┌────────
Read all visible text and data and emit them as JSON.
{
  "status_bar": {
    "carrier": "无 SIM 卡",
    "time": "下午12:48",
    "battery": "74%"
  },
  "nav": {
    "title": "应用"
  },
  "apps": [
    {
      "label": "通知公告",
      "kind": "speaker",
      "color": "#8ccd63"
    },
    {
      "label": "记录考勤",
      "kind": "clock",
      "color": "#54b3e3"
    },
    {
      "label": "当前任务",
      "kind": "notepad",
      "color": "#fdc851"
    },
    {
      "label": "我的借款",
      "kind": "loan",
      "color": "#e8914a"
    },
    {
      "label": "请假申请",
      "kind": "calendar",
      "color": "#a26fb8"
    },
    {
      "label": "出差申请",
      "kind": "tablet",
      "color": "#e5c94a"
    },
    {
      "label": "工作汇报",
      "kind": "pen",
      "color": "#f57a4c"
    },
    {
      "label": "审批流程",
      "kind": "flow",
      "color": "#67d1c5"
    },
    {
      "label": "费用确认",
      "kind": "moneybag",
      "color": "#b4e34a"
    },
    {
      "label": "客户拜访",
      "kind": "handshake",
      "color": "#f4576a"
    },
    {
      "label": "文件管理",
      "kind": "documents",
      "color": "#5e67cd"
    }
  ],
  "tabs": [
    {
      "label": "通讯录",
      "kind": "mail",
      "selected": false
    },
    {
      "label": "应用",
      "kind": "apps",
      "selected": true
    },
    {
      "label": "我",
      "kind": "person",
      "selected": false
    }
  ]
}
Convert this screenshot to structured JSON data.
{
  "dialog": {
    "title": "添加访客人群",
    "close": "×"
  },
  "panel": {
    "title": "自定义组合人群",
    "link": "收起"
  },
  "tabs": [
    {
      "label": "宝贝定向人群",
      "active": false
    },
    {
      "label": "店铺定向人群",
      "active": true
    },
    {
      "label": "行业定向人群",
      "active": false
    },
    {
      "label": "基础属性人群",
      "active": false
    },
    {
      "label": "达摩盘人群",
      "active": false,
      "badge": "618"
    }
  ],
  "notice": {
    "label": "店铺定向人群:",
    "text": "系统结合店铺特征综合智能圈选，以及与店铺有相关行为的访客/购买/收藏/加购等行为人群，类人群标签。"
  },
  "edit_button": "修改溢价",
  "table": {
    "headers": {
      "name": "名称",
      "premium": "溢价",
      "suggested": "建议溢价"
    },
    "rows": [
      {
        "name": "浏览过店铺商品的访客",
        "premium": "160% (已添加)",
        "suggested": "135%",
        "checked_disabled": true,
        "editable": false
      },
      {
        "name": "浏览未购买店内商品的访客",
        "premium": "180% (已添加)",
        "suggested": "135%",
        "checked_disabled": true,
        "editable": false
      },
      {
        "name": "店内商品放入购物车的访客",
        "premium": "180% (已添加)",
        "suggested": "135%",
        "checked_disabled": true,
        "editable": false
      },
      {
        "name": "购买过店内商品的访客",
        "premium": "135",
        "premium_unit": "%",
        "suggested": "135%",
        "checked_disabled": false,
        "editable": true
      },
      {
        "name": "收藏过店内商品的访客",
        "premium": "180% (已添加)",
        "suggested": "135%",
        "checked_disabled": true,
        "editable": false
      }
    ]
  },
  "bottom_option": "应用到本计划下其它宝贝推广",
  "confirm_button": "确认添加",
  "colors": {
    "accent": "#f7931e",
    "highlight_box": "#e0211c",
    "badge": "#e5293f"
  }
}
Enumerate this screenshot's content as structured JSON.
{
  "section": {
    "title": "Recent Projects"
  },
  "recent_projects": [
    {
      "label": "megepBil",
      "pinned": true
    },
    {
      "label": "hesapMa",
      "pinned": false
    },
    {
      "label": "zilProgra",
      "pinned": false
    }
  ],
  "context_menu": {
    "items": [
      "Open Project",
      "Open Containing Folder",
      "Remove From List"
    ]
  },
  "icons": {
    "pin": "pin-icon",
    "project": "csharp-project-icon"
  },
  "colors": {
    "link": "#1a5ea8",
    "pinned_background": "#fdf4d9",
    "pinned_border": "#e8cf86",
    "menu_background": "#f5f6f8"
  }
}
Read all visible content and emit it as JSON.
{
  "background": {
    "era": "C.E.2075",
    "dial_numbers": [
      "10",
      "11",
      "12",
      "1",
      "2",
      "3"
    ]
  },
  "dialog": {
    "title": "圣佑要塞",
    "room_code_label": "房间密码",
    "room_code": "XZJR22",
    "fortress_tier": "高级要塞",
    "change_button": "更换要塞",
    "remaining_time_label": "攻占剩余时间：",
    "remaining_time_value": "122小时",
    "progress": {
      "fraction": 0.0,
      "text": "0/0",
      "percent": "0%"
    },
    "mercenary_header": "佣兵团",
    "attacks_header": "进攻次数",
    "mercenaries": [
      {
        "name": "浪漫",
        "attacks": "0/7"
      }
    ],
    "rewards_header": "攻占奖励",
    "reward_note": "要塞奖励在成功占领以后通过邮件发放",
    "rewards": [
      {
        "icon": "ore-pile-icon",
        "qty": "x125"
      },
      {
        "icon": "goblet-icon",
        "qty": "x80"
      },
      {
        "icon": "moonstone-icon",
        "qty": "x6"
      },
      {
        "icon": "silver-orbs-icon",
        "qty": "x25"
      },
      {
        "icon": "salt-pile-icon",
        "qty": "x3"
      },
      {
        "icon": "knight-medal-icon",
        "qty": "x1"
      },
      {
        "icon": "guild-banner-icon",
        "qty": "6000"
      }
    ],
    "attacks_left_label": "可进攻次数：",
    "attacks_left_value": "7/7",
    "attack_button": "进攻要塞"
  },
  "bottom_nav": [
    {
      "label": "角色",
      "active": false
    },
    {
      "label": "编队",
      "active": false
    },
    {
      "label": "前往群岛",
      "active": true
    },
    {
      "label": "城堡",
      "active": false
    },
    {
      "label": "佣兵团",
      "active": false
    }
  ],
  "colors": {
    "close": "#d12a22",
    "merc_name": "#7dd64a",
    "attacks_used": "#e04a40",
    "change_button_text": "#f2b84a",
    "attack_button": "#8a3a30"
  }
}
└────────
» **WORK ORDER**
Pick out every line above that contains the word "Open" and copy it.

» **ANSWER TO THE PROBLEM**
      "Open Project",
      "Open Containing Folder",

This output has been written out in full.